|Class 125||Small household appliances, exhibit booths, pictures/posters in boxes, vending machines||7 – 8 lbs|
|Class 150||ATV, jet skis, work stations, motorcycles, assembled wooden furniture,||6 – 7 lbs|
|Class 175||Couches, stuffed furniture, metal cabinets,||5 – 6 lbs|
|Class 200||TVs, packaged mattresses, aircraft parts, aluminum table, snowmobiles||4 – 5 lbs|
|Class 250||Bamboo furniture, engine hoods, mattresses and box springs, unassembled couches, flat-screen TVs||3 – 4 lbs|
|Class 300||Wooden cabinets, tables, chairs, model boats, kayaks/canoes, chassis||2 – 3 lbs|
|Class 400||Deer antlers, light fixtures||1 – 2 lbs|
|Class 500 (Low Density or High Value)||Bags of gold dust, ping pong balls||Less than 1 lb|
Best Software For LTL Brokers
There several things that business owners need to take into consideration when looking to grow their LTL brokerages. One of the most important among them is investing in the right technologies. With the freight boom of the past decade, the logistics industry has seen a number of advancements in AI and automation. These technologies enabled the brokerages to deliver high levels of productivity, mainly through transportation management systems (TMSs).
These digital tools have completely changed how logistics companies track their daily shipments and process their freight quotes. The use of these transportation management solutions has increased in recent years, and their tasks and utility have multiplied as well. Additionally, not all TMS systems are the same. TMS providers who don’t commit themselves to continuous improvement and innovation will become obsolete sooner rather than later.
What Are the Key Functions and Features of TMS Software?
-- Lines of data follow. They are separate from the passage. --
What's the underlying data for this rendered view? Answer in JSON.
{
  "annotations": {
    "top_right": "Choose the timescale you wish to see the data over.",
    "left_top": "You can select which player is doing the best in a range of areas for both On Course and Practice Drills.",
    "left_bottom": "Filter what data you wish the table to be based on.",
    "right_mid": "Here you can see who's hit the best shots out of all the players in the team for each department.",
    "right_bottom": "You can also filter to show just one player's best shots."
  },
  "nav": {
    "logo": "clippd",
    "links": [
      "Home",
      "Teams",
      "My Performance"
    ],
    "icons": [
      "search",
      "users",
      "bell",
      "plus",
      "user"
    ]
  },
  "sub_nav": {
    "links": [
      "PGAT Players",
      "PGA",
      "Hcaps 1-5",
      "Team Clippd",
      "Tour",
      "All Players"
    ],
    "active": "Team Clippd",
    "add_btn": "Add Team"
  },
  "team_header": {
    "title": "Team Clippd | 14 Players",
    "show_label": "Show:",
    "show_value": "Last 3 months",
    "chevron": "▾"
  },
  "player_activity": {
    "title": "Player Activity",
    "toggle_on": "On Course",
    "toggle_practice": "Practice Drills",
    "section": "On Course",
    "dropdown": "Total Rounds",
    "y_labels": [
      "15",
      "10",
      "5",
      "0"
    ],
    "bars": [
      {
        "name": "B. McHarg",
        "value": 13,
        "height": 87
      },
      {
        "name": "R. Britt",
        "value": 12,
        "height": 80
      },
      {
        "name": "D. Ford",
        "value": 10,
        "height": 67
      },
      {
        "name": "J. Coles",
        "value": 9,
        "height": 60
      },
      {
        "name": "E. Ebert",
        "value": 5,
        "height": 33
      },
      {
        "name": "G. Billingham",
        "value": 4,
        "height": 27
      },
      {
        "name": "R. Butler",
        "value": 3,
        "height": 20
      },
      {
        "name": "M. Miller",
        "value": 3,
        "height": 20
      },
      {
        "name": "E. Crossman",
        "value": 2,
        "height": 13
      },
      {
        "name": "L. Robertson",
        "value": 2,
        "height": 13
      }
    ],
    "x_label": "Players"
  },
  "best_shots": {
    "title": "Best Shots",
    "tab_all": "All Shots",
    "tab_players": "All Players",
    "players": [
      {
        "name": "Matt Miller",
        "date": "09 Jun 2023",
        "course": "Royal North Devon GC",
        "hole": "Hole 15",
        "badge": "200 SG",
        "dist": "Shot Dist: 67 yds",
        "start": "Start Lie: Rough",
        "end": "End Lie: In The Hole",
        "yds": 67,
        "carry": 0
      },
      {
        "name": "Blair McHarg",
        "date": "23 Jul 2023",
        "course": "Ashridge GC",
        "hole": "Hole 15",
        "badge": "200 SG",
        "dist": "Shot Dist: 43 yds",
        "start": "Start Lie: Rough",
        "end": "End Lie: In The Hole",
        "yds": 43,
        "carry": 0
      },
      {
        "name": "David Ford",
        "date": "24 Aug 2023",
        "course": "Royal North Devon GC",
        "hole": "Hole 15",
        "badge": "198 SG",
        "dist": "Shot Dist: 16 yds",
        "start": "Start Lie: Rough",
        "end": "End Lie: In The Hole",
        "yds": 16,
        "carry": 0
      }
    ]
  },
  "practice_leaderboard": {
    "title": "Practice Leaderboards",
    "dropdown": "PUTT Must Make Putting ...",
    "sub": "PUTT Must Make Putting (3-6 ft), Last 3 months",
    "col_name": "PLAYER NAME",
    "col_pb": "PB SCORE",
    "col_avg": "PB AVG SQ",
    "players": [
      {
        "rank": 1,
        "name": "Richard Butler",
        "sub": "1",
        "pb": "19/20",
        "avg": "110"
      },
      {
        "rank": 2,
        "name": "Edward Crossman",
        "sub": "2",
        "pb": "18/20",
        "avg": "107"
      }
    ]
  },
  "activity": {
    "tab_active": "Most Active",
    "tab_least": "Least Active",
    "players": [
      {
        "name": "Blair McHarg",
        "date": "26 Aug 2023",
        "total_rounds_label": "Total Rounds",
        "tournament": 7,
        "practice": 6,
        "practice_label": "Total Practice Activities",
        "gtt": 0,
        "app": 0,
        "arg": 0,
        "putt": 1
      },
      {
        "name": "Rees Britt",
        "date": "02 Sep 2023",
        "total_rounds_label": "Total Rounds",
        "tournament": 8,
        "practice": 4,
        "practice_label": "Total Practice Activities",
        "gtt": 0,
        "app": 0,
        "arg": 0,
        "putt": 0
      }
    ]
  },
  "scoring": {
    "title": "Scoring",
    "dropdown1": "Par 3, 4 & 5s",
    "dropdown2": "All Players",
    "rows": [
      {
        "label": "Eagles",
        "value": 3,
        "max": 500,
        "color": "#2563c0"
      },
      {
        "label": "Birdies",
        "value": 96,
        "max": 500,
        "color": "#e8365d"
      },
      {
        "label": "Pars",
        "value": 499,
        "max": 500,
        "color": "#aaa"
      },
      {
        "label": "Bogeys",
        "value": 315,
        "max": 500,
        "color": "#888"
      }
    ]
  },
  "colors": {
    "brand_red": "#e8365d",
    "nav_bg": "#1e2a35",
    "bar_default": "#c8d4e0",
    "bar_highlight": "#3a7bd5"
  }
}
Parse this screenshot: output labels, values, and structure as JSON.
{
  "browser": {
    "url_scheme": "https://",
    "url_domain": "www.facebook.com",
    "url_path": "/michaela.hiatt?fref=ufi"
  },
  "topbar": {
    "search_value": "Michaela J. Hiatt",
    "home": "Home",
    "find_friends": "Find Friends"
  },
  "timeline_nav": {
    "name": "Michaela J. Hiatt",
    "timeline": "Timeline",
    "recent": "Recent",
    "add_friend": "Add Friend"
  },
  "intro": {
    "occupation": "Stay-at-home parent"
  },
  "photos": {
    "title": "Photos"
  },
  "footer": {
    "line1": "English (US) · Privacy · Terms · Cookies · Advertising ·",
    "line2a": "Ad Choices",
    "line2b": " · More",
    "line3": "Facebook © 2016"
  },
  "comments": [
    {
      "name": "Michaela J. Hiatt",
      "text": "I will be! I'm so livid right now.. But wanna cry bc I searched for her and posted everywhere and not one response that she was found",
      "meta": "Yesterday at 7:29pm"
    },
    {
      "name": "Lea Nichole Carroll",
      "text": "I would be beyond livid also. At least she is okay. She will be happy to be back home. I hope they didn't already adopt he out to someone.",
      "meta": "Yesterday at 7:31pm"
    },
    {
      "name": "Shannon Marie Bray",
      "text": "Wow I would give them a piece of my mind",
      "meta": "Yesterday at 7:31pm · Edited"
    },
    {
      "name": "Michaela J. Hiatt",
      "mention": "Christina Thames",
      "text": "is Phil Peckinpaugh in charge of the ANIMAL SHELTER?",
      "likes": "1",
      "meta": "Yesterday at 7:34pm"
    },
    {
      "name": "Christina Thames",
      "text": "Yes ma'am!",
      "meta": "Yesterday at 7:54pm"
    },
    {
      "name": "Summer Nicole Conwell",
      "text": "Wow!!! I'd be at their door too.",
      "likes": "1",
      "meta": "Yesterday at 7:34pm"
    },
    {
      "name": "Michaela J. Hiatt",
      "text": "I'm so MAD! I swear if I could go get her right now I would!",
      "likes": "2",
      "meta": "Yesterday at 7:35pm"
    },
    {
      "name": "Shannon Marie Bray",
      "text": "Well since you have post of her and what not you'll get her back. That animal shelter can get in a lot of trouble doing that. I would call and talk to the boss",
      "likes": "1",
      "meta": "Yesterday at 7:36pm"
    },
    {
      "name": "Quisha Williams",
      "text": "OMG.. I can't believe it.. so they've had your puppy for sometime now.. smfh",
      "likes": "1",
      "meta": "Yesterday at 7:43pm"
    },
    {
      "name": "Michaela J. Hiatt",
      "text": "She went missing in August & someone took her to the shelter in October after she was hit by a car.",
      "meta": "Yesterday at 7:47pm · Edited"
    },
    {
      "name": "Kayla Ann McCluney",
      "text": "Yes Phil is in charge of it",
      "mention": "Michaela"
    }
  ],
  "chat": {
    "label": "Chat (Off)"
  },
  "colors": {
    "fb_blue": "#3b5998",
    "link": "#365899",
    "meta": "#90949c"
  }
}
There are plenty of choices when it comes to selecting a TMS platform. At its core, such a solution has rating, tracking, and booking functionalities. However, more advanced systems can also offer additional functions such as freight audits, dashboards, reporting, and similar modular features that can be added based on each freight broker’s specific needs.
Tai Software is such a system that provides freight brokers unmatched visibility and scalability opportunities. Tai TMS is designed to handle the current freight volumes of the organization as well as master scalability as the freight brokerage grows. The key to Tai TMS is centrality, as LTL shipments can be quoted, booked, and tracked from a single, comprehensive platform. Through direct integrations with all major carriers such as Redwood Logistics, XPO Logistics, U.S.Xpress, FedEx, UPS, and many others, as well as load boards such as Truckstop.com, LoadSmart, and DAT, among others, TAI Software greatly simplifies operations management by reducing the number of repetitive steps needed to run the freight brokerage operation.
Tai TMS acts as a centralized platform for freight brokers, preventing them from having to jump from a load board to an LTL carrier’s website. All updates appear directly into the platform. What sets Tai TMS apart from the rest is its heavy reliance on automation. This type of automation goes beyond just carrier booking capabilities.
Direct API and EDI carrier integrations provide team members with extensive control and deep insights over the entire shipment lifecycle. Automated tracking and dispatching help move entire shipments from the initial quoting stage to final delivery without dispatchers having to be directly involved. The platform’s API tariffs give brokers and their clients direct access to LTL rates from a single, centralized location.
Through the API and EDI integrations to LTL carriers, shipment visibility is also increased by having brokers track their LTL shipments directly from the shipment profile. The client receives instant quotes and real-time shipment tracking directly in the branded self-service company portal.
Automation helps speed up scalability. Freight brokers can take on additional shipments without increasing labor costs. Innovation is a core principle of Tai Software, and it will continue to provide the best solutions to help brokers grow their business faster and easier than ever before. Request your free demo today!